** Data to process follows **

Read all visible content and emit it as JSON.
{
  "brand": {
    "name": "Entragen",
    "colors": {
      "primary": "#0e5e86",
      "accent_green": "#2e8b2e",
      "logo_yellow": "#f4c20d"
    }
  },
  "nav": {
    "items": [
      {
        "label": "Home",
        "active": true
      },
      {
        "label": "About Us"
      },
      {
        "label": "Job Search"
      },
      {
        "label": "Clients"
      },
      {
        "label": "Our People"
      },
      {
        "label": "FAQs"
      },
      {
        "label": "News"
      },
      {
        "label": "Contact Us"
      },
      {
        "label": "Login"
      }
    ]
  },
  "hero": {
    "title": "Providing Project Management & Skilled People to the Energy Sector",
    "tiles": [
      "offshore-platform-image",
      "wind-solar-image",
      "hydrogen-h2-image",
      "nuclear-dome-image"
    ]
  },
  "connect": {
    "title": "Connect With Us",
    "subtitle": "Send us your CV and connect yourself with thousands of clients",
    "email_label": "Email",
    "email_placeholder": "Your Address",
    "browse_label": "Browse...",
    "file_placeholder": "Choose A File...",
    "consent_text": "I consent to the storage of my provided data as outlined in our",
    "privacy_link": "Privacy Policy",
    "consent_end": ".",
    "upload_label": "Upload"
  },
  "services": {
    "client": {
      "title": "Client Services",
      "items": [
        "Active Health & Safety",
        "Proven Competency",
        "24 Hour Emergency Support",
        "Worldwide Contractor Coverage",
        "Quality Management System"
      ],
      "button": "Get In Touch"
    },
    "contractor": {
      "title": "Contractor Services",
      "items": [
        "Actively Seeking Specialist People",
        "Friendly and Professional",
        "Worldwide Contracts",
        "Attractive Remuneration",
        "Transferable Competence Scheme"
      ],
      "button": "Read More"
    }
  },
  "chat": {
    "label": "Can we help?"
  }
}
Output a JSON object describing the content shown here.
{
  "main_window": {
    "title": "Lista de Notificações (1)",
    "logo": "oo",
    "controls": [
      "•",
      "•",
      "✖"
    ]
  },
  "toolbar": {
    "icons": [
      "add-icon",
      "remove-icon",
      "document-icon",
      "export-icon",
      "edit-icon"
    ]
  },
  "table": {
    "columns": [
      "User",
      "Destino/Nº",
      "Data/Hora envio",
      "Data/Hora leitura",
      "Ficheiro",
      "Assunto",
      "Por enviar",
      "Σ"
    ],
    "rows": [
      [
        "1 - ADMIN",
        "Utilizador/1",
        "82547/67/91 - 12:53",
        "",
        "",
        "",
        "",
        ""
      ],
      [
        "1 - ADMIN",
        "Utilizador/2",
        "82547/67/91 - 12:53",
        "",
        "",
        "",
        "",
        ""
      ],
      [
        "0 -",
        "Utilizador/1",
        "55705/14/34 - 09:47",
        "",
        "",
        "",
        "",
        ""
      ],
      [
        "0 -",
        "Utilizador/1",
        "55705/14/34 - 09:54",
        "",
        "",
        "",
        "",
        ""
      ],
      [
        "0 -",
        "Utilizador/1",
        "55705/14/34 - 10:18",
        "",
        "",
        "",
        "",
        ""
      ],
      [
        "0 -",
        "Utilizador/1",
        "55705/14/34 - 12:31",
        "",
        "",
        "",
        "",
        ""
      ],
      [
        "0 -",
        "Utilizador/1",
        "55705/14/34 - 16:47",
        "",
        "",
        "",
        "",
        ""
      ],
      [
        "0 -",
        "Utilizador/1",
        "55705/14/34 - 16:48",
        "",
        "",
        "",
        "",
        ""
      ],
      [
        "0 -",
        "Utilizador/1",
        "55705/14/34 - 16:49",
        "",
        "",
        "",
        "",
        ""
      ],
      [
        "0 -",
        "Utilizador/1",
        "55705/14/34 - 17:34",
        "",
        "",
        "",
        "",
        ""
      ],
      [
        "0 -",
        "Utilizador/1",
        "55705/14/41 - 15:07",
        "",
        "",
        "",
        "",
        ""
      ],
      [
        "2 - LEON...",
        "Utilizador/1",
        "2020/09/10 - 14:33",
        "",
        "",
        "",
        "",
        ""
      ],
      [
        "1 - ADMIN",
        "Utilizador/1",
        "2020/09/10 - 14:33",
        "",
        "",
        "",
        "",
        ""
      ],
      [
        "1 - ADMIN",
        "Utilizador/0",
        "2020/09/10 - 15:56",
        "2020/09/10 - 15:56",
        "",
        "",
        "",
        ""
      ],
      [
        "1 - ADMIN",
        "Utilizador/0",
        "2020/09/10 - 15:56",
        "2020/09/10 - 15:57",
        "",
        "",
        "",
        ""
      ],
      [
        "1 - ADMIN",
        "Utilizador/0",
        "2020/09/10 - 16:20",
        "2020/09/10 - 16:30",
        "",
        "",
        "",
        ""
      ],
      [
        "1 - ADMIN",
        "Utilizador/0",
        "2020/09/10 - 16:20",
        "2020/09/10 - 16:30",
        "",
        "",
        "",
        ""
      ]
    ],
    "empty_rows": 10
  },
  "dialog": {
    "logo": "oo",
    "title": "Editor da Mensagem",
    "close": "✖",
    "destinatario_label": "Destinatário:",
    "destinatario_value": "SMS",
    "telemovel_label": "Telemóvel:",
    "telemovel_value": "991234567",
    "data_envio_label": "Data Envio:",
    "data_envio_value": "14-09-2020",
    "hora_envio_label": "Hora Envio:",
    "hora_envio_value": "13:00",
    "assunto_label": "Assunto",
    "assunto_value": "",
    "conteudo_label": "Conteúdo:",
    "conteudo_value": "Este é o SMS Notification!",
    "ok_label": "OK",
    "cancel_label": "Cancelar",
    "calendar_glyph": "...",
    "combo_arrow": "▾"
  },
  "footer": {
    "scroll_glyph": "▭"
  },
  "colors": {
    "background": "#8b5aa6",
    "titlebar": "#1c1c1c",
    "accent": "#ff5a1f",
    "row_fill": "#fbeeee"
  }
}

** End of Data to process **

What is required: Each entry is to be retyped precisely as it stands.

Exercise response:
Read all visible content and emit it as JSON.
{
  "brand": {
    "name": "Entragen",
    "colors": {
      "primary": "#0e5e86",
      "accent_green": "#2e8b2e",
      "logo_yellow": "#f4c20d"
    }
  },
  "nav": {
    "items": [
      {
        "label": "Home",
        "active": true
      },
      {
        "label": "About Us"
      },
      {
        "label": "Job Search"
      },
      {
        "label": "Clients"
      },
      {
        "label": "Our People"
      },
      {
        "label": "FAQs"
      },
      {
        "label": "News"
      },
      {
        "label": "Contact Us"
      },
      {
        "label": "Login"
      }
    ]
  },
  "hero": {
    "title": "Providing Project Management & Skilled People to the Energy Sector",
    "tiles": [
      "offshore-platform-image",
      "wind-solar-image",
      "hydrogen-h2-image",
      "nuclear-dome-image"
    ]
  },
  "connect": {
    "title": "Connect With Us",
    "subtitle": "Send us your CV and connect yourself with thousands of clients",
    "email_label": "Email",
    "email_placeholder": "Your Address",
    "browse_label": "Browse...",
    "file_placeholder": "Choose A File...",
    "consent_text": "I consent to the storage of my provided data as outlined in our",
    "privacy_link": "Privacy Policy",
    "consent_end": ".",
    "upload_label": "Upload"
  },
  "services": {
    "client": {
      "title": "Client Services",
      "items": [
        "Active Health & Safety",
        "Proven Competency",
        "24 Hour Emergency Support",
        "Worldwide Contractor Coverage",
        "Quality Management System"
      ],
      "button": "Get In Touch"
    },
    "contractor": {
      "title": "Contractor Services",
      "items": [
        "Actively Seeking Specialist People",
        "Friendly and Professional",
        "Worldwide Contracts",
        "Attractive Remuneration",
        "Transferable Competence Scheme"
      ],
      "button": "Read More"
    }
  },
  "chat": {
    "label": "Can we help?"
  }
}
Output a JSON object describing the content shown here.
{
  "main_window": {
    "title": "Lista de Notificações (1)",
    "logo": "oo",
    "controls": [
      "•",
      "•",
      "✖"
    ]
  },
  "toolbar": {
    "icons": [
      "add-icon",
      "remove-icon",
      "document-icon",
      "export-icon",
      "edit-icon"
    ]
  },
  "table": {
    "columns": [
      "User",
      "Destino/Nº",
      "Data/Hora envio",
      "Data/Hora leitura",
      "Ficheiro",
      "Assunto",
      "Por enviar",
      "Σ"
    ],
    "rows": [
      [
        "1 - ADMIN",
        "Utilizador/1",
        "82547/67/91 - 12:53",
        "",
        "",
        "",
        "",
        ""
      ],
      [
        "1 - ADMIN",
        "Utilizador/2",
        "82547/67/91 - 12:53",
        "",
        "",
        "",
        "",
        ""
      ],
      [
        "0 -",
        "Utilizador/1",
        "55705/14/34 - 09:47",
        "",
        "",
        "",
        "",
        ""
      ],
      [
        "0 -",
        "Utilizador/1",
        "55705/14/34 - 09:54",
        "",
        "",
        "",
        "",
        ""
      ],
      [
        "0 -",
        "Utilizador/1",
        "55705/14/34 - 10:18",
        "",
        "",
        "",
        "",
        ""
      ],
      [
        "0 -",
        "Utilizador/1",
        "55705/14/34 - 12:31",
        "",
        "",
        "",
        "",
        ""
      ],
      [
        "0 -",
        "Utilizador/1",
        "55705/14/34 - 16:47",
        "",
        "",
        "",
        "",
        ""
      ],
      [
        "0 -",
        "Utilizador/1",
        "55705/14/34 - 16:48",
        "",
        "",
        "",
        "",
        ""
      ],
      [
        "0 -",
        "Utilizador/1",
        "55705/14/34 - 16:49",
        "",
        "",
        "",
        "",
        ""
      ],
      [
        "0 -",
        "Utilizador/1",
        "55705/14/34 - 17:34",
        "",
        "",
        "",
        "",
        ""
      ],
      [
        "0 -",
        "Utilizador/1",
        "55705/14/41 - 15:07",
        "",
        "",
        "",
        "",
        ""
      ],
      [
        "2 - LEON...",
        "Utilizador/1",
        "2020/09/10 - 14:33",
        "",
        "",
        "",
        "",
        ""
      ],
      [
        "1 - ADMIN",
        "Utilizador/1",
        "2020/09/10 - 14:33",
        "",
        "",
        "",
        "",
        ""
      ],
      [
        "1 - ADMIN",
        "Utilizador/0",
        "2020/09/10 - 15:56",
        "2020/09/10 - 15:56",
        "",
        "",
        "",
        ""
      ],
      [
        "1 - ADMIN",
        "Utilizador/0",
        "2020/09/10 - 15:56",
        "2020/09/10 - 15:57",
        "",
        "",
        "",
        ""
      ],
      [
        "1 - ADMIN",
        "Utilizador/0",
        "2020/09/10 - 16:20",
        "2020/09/10 - 16:30",
        "",
        "",
        "",
        ""
      ],
      [
        "1 - ADMIN",
        "Utilizador/0",
        "2020/09/10 - 16:20",
        "2020/09/10 - 16:30",
        "",
        "",
        "",
        ""
      ]
    ],
    "empty_rows": 10
  },
  "dialog": {
    "logo": "oo",
    "title": "Editor da Mensagem",
    "close": "✖",
    "destinatario_label": "Destinatário:",
    "destinatario_value": "SMS",
    "telemovel_label": "Telemóvel:",
    "telemovel_value": "991234567",
    "data_envio_label": "Data Envio:",
    "data_envio_value": "14-09-2020",
    "hora_envio_label": "Hora Envio:",
    "hora_envio_value": "13:00",
    "assunto_label": "Assunto",
    "assunto_value": "",
    "conteudo_label": "Conteúdo:",
    "conteudo_value": "Este é o SMS Notification!",
    "ok_label": "OK",
    "cancel_label": "Cancelar",
    "calendar_glyph": "...",
    "combo_arrow": "▾"
  },
  "footer": {
    "scroll_glyph": "▭"
  },
  "colors": {
    "background": "#8b5aa6",
    "titlebar": "#1c1c1c",
    "accent": "#ff5a1f",
    "row_fill": "#fbeeee"
  }
}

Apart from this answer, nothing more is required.